** TASK OBJECTIVE **
All lines below containing "value" are to be listed.

━━━━━━━━━━━━━━━━

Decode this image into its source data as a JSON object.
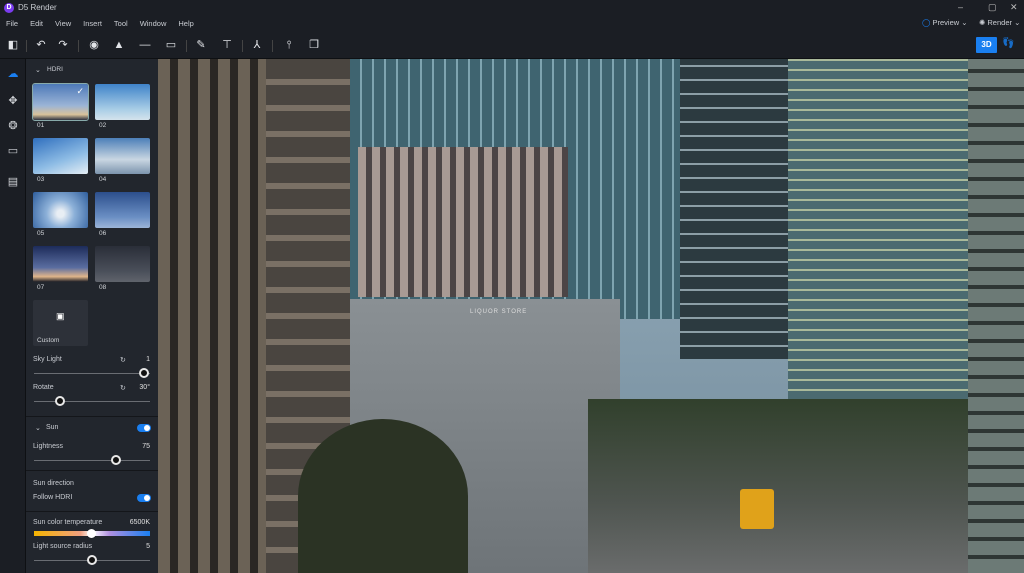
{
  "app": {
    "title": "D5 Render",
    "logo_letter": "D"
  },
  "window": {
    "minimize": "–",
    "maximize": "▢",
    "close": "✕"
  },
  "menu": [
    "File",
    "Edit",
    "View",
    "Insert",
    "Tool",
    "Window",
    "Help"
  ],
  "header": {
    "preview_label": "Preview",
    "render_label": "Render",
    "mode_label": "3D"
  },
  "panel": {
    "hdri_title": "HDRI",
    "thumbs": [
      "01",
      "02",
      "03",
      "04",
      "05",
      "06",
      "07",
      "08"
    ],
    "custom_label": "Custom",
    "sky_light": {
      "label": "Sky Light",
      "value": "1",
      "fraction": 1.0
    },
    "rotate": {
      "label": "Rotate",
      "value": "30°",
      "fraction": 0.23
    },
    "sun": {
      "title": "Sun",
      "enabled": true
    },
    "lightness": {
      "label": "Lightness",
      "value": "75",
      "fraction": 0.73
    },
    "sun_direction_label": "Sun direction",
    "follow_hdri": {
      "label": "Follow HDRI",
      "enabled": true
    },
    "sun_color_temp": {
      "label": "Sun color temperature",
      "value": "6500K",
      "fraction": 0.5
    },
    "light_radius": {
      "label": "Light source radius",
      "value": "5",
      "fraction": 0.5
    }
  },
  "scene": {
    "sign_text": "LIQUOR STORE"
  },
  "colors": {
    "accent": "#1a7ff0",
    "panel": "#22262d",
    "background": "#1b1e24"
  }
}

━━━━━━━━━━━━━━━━

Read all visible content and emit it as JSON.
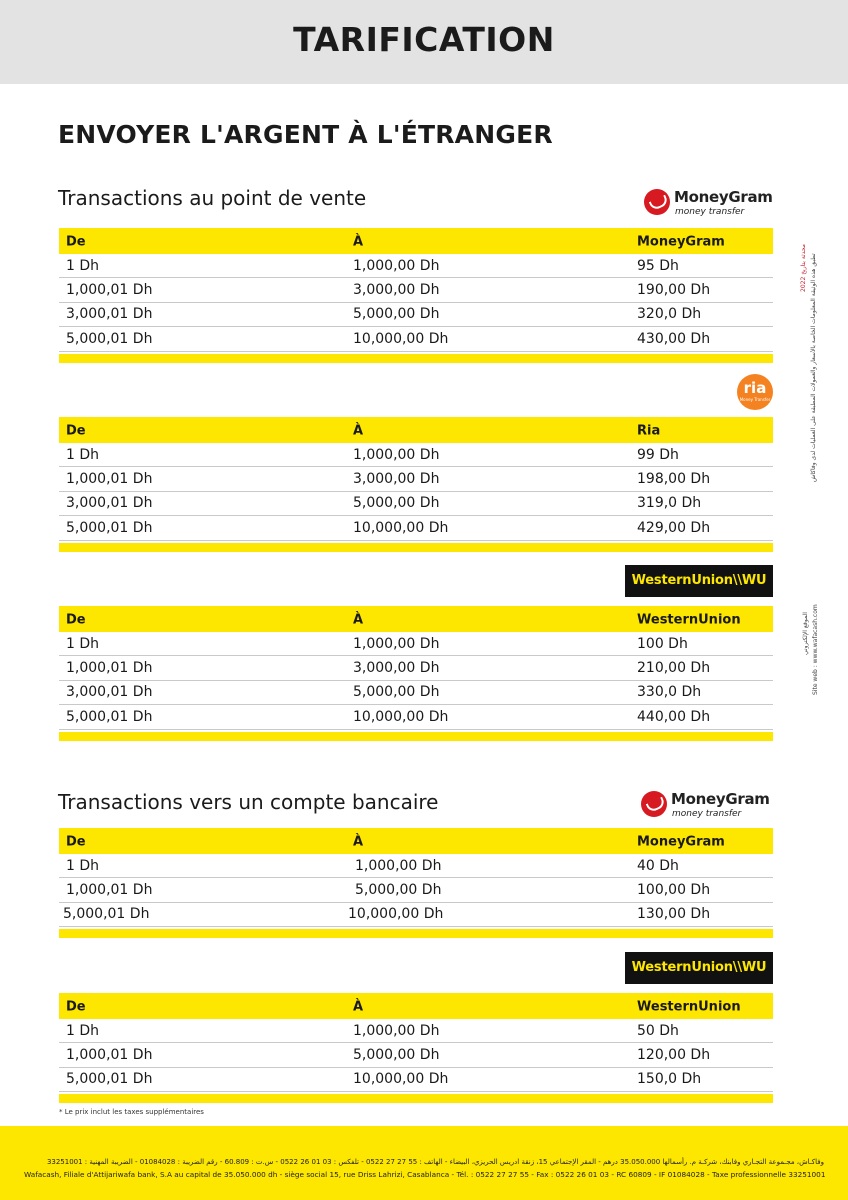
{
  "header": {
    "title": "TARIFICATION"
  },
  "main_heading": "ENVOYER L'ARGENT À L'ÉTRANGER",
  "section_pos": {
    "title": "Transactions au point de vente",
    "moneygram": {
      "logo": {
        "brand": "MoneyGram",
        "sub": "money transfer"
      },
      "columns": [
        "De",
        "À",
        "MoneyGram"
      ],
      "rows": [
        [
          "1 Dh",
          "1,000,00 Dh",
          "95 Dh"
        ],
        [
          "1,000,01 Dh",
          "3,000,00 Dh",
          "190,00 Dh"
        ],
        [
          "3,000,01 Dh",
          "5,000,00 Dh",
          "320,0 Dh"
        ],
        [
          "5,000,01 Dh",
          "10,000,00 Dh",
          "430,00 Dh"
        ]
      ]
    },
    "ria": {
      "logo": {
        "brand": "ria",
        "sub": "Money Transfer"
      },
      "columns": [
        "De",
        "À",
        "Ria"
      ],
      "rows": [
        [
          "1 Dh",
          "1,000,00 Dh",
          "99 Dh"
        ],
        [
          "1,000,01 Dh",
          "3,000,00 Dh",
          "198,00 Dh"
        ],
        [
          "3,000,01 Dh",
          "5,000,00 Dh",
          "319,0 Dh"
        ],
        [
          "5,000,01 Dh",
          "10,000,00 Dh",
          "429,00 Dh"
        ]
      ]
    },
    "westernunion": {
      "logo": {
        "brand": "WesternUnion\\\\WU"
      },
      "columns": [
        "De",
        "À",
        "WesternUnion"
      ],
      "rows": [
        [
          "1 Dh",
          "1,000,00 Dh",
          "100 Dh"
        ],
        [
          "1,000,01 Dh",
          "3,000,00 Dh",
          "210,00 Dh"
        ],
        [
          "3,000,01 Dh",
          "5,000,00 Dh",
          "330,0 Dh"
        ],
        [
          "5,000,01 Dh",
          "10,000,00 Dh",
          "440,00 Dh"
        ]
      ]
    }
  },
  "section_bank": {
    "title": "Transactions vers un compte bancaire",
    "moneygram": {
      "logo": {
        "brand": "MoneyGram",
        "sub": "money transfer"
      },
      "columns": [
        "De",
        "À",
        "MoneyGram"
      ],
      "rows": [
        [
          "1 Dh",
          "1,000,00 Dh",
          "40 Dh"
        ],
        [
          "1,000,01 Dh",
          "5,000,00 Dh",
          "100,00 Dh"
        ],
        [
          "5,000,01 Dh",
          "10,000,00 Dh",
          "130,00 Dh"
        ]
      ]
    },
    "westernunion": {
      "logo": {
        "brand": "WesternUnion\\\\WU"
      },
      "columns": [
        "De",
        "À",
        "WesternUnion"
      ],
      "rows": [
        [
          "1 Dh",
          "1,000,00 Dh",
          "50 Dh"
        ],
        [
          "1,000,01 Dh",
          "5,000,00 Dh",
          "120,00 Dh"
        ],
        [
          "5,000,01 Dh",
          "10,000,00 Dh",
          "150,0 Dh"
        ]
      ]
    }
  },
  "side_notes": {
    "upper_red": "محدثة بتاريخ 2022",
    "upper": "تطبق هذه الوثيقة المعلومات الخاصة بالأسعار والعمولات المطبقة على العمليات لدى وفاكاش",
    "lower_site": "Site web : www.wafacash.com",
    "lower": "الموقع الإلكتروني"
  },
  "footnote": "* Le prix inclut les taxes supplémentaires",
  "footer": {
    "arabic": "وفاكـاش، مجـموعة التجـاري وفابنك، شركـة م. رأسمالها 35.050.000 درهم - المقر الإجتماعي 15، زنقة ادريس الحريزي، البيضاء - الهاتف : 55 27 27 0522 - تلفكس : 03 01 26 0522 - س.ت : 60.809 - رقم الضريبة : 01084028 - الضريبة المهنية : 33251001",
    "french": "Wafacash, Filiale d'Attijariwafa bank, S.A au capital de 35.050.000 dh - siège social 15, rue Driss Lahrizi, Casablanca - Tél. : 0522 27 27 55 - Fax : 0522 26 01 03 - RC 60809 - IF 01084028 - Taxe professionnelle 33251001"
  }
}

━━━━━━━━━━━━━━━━

** RESPONSE AREA **
      "value": "1",
      "value": "30°",
      "value": "75",
      "value": "6500K",
      "value": "5",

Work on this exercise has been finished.